> WORK TO BE COMPLETED:
Only lines containing the string "data" belong in the answer; find them in the records and copy them.

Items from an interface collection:
== == ==

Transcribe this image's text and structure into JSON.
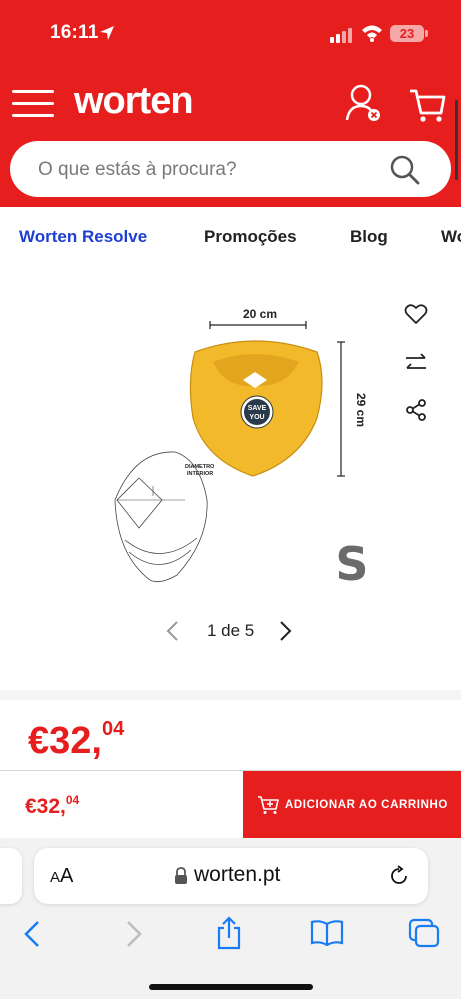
{
  "status_bar": {
    "time": "16:11",
    "battery": "23"
  },
  "header": {
    "brand": "worten",
    "menu_icon": "hamburger-icon",
    "account_icon": "user-icon",
    "cart_icon": "cart-icon"
  },
  "search": {
    "placeholder": "O que estás à procura?"
  },
  "nav": {
    "tabs": [
      {
        "label": "Worten Resolve",
        "active": true
      },
      {
        "label": "Promoções",
        "active": false
      },
      {
        "label": "Blog",
        "active": false
      },
      {
        "label": "Wo",
        "active": false
      }
    ]
  },
  "gallery": {
    "pager": "1 de 5",
    "image_labels": {
      "width": "20 cm",
      "height": "29 cm",
      "badge": "SAVE YOU",
      "diameter": "DIAMETRO INTERIOR",
      "size": "S"
    }
  },
  "price": {
    "integer": "€32,",
    "decimal": "04"
  },
  "sticky": {
    "price_integer": "€32,",
    "price_decimal": "04",
    "add_to_cart": "ADICIONAR AO CARRINHO"
  },
  "browser": {
    "aa_large": "A",
    "aa_small": "A",
    "url": "worten.pt"
  },
  "colors": {
    "brand_red": "#e61e1e",
    "active_tab_blue": "#1e3fd0",
    "product_yellow": "#f2b92b"
  }
}
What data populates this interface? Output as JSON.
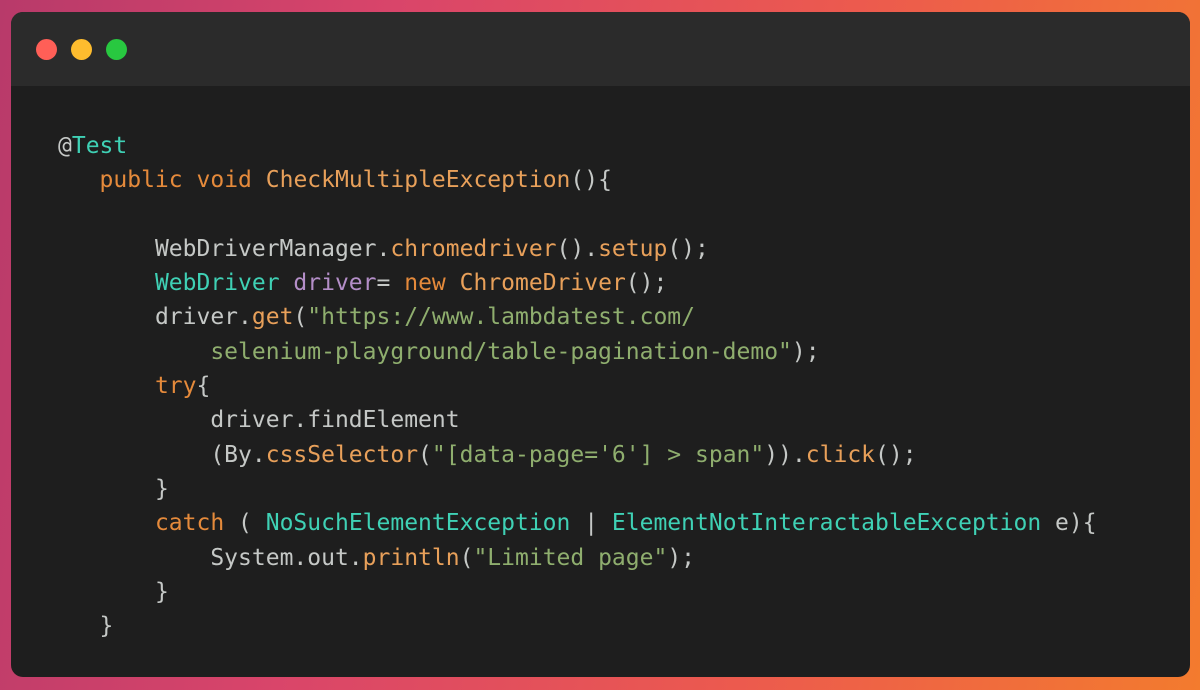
{
  "window": {
    "controls": [
      {
        "name": "close",
        "color": "#ff5f57"
      },
      {
        "name": "minimize",
        "color": "#febc2e"
      },
      {
        "name": "maximize",
        "color": "#28c840"
      }
    ]
  },
  "code": {
    "lines": [
      [
        {
          "t": "@",
          "c": "annotation"
        },
        {
          "t": "Test",
          "c": "anno-name"
        }
      ],
      [
        {
          "t": "   ",
          "c": "plain"
        },
        {
          "t": "public",
          "c": "keyword"
        },
        {
          "t": " ",
          "c": "plain"
        },
        {
          "t": "void",
          "c": "keyword"
        },
        {
          "t": " ",
          "c": "plain"
        },
        {
          "t": "CheckMultipleException",
          "c": "class"
        },
        {
          "t": "(){",
          "c": "punct"
        }
      ],
      [],
      [
        {
          "t": "       ",
          "c": "plain"
        },
        {
          "t": "WebDriverManager.",
          "c": "plain"
        },
        {
          "t": "chromedriver",
          "c": "method"
        },
        {
          "t": "().",
          "c": "punct"
        },
        {
          "t": "setup",
          "c": "method"
        },
        {
          "t": "();",
          "c": "punct"
        }
      ],
      [
        {
          "t": "       ",
          "c": "plain"
        },
        {
          "t": "WebDriver",
          "c": "type"
        },
        {
          "t": " ",
          "c": "plain"
        },
        {
          "t": "driver",
          "c": "var"
        },
        {
          "t": "= ",
          "c": "punct"
        },
        {
          "t": "new",
          "c": "keyword"
        },
        {
          "t": " ",
          "c": "plain"
        },
        {
          "t": "ChromeDriver",
          "c": "class"
        },
        {
          "t": "();",
          "c": "punct"
        }
      ],
      [
        {
          "t": "       ",
          "c": "plain"
        },
        {
          "t": "driver.",
          "c": "plain"
        },
        {
          "t": "get",
          "c": "method"
        },
        {
          "t": "(",
          "c": "punct"
        },
        {
          "t": "\"https://www.lambdatest.com/",
          "c": "string"
        }
      ],
      [
        {
          "t": "           ",
          "c": "plain"
        },
        {
          "t": "selenium-playground/table-pagination-demo\"",
          "c": "string"
        },
        {
          "t": ");",
          "c": "punct"
        }
      ],
      [
        {
          "t": "       ",
          "c": "plain"
        },
        {
          "t": "try",
          "c": "keyword"
        },
        {
          "t": "{",
          "c": "punct"
        }
      ],
      [
        {
          "t": "           ",
          "c": "plain"
        },
        {
          "t": "driver.findElement",
          "c": "plain"
        }
      ],
      [
        {
          "t": "           ",
          "c": "plain"
        },
        {
          "t": "(By.",
          "c": "plain"
        },
        {
          "t": "cssSelector",
          "c": "method"
        },
        {
          "t": "(",
          "c": "punct"
        },
        {
          "t": "\"[data-page='6'] > span\"",
          "c": "string"
        },
        {
          "t": ")).",
          "c": "punct"
        },
        {
          "t": "click",
          "c": "method"
        },
        {
          "t": "();",
          "c": "punct"
        }
      ],
      [
        {
          "t": "       ",
          "c": "plain"
        },
        {
          "t": "}",
          "c": "punct"
        }
      ],
      [
        {
          "t": "       ",
          "c": "plain"
        },
        {
          "t": "catch",
          "c": "keyword"
        },
        {
          "t": " ( ",
          "c": "punct"
        },
        {
          "t": "NoSuchElementException",
          "c": "type"
        },
        {
          "t": " | ",
          "c": "punct"
        },
        {
          "t": "ElementNotInteractableException",
          "c": "type"
        },
        {
          "t": " e){",
          "c": "punct"
        }
      ],
      [
        {
          "t": "           ",
          "c": "plain"
        },
        {
          "t": "System.out.",
          "c": "plain"
        },
        {
          "t": "println",
          "c": "method"
        },
        {
          "t": "(",
          "c": "punct"
        },
        {
          "t": "\"Limited page\"",
          "c": "string"
        },
        {
          "t": ");",
          "c": "punct"
        }
      ],
      [
        {
          "t": "       ",
          "c": "plain"
        },
        {
          "t": "}",
          "c": "punct"
        }
      ],
      [
        {
          "t": "   ",
          "c": "plain"
        },
        {
          "t": "}",
          "c": "punct"
        }
      ]
    ]
  }
}
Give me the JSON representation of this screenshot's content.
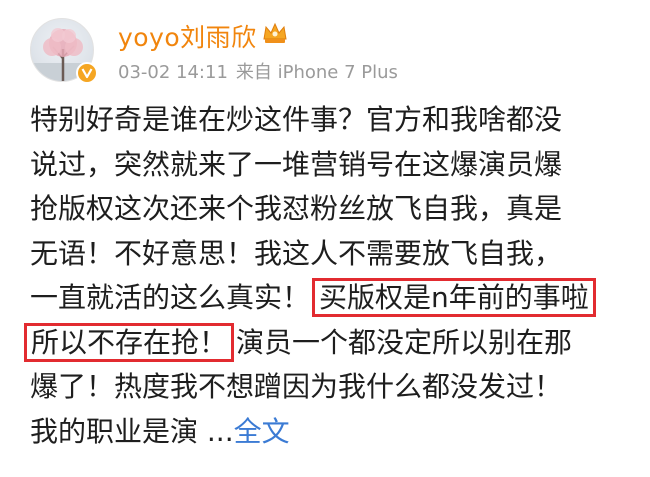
{
  "user": {
    "name": "yoyo刘雨欣",
    "timestamp": "03-02 14:11",
    "source": "来自 iPhone 7 Plus"
  },
  "post": {
    "lines": [
      "特别好奇是谁在炒这件事？官方和我啥都没",
      "说过，突然就来了一堆营销号在这爆演员爆",
      "抢版权这次还来个我怼粉丝放飞自我，真是",
      "无语！不好意思！我这人不需要放飞自我，"
    ],
    "line5_plain": "一直就活的这么真实！",
    "line5_highlight": "买版权是n年前的事啦",
    "line6_highlight": "所以不存在抢！",
    "line6_plain": "演员一个都没定所以别在那",
    "line7": "爆了！热度我不想蹭因为我什么都没发过！",
    "line8": "我的职业是演 ...",
    "more_label": "全文"
  },
  "colors": {
    "username": "#f1850d",
    "highlight_border": "#e22b30",
    "link": "#3b7bd4",
    "meta": "#9a9a9a"
  },
  "icons": {
    "verified": "verified-badge-icon",
    "crown": "vip-crown-icon"
  }
}
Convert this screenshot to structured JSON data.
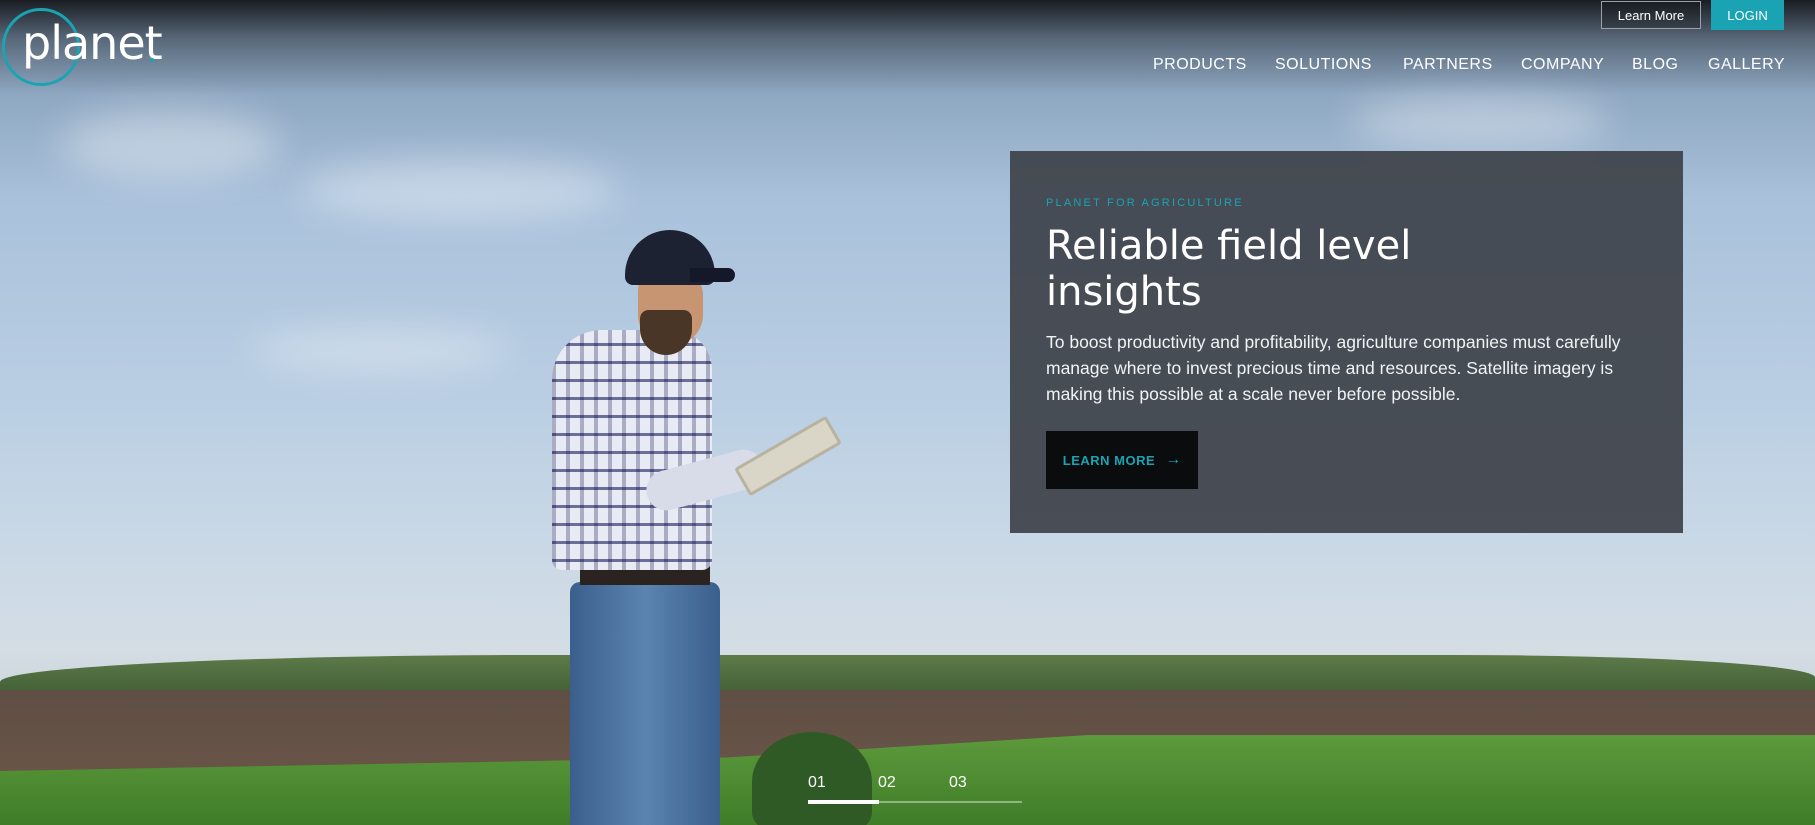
{
  "brand": {
    "logo_text": "planet",
    "accent": "#1aa4b3"
  },
  "top_buttons": {
    "learn_more": "Learn More",
    "login": "LOGIN"
  },
  "nav": {
    "items": [
      {
        "label": "PRODUCTS"
      },
      {
        "label": "SOLUTIONS"
      },
      {
        "label": "PARTNERS"
      },
      {
        "label": "COMPANY"
      },
      {
        "label": "BLOG"
      },
      {
        "label": "GALLERY"
      }
    ]
  },
  "hero_card": {
    "eyebrow": "PLANET FOR AGRICULTURE",
    "headline": "Reliable field level insights",
    "body": "To boost productivity and profitability, agriculture companies must carefully manage where to invest precious time and resources. Satellite imagery is making this possible at a scale never before possible.",
    "cta_label": "LEARN MORE",
    "cta_icon": "arrow-right-icon"
  },
  "slider": {
    "slides": [
      "01",
      "02",
      "03"
    ],
    "active_index": 0,
    "progress_fraction": 0.33
  }
}
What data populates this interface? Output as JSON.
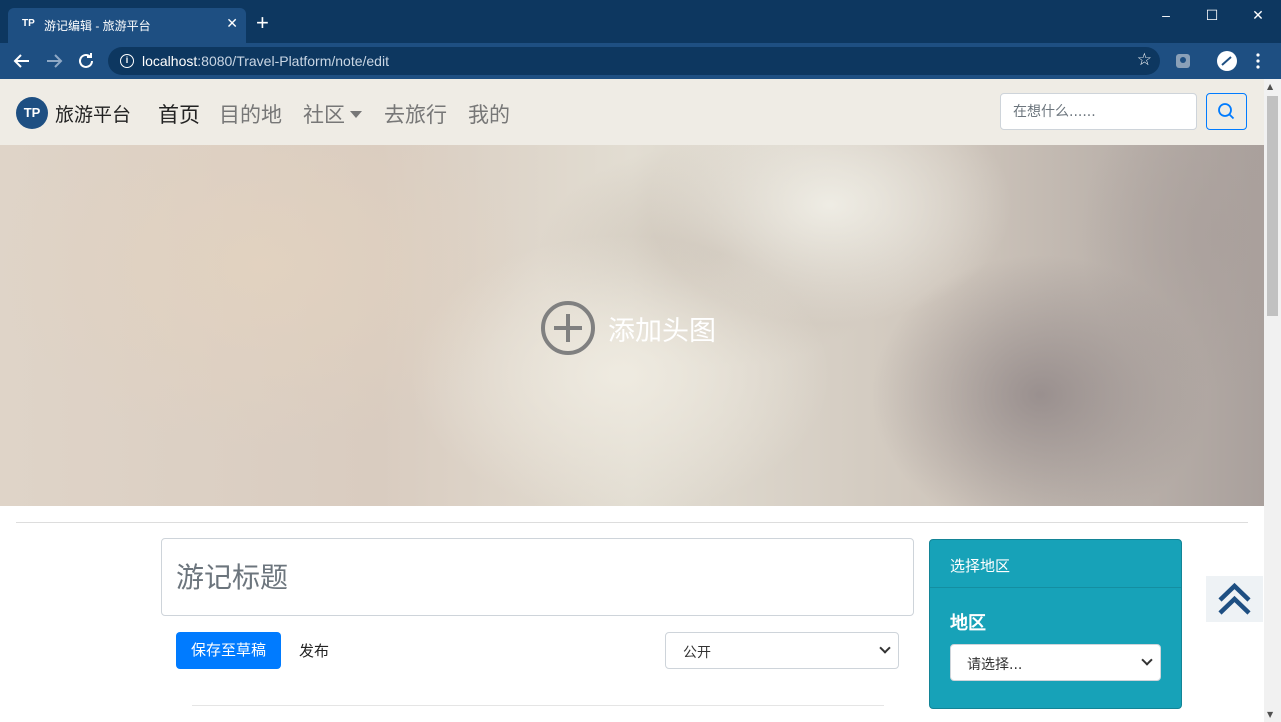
{
  "browser": {
    "tab_title": "游记编辑 - 旅游平台",
    "tab_favicon": "TP",
    "close_tab": "✕",
    "new_tab": "+",
    "url_host": "localhost",
    "url_rest": ":8080/Travel-Platform/note/edit",
    "window_controls": {
      "minimize": "–",
      "maximize": "☐",
      "close": "✕"
    }
  },
  "navbar": {
    "logo_text": "TP",
    "brand": "旅游平台",
    "links": [
      {
        "label": "首页",
        "active": true
      },
      {
        "label": "目的地",
        "active": false
      },
      {
        "label": "社区",
        "active": false,
        "dropdown": true
      },
      {
        "label": "去旅行",
        "active": false
      },
      {
        "label": "我的",
        "active": false
      }
    ],
    "search_placeholder": "在想什么......"
  },
  "hero": {
    "add_cover_label": "添加头图"
  },
  "editor": {
    "title_placeholder": "游记标题",
    "save_draft_label": "保存至草稿",
    "publish_label": "发布",
    "visibility_value": "公开"
  },
  "region_card": {
    "header": "选择地区",
    "label": "地区",
    "select_value": "请选择..."
  },
  "colors": {
    "chrome_dark": "#0d3760",
    "chrome": "#1e4f82",
    "primary": "#007bff",
    "info": "#17a2b8",
    "navbar_bg": "#efece5"
  }
}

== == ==

> ANSWER:
What data populates this interface? Output as JSON.
          "t": "\"[data-page='6'] > span\"",
Convert this screenshot to structured JSON data.
What data populates this interface? Output as JSON.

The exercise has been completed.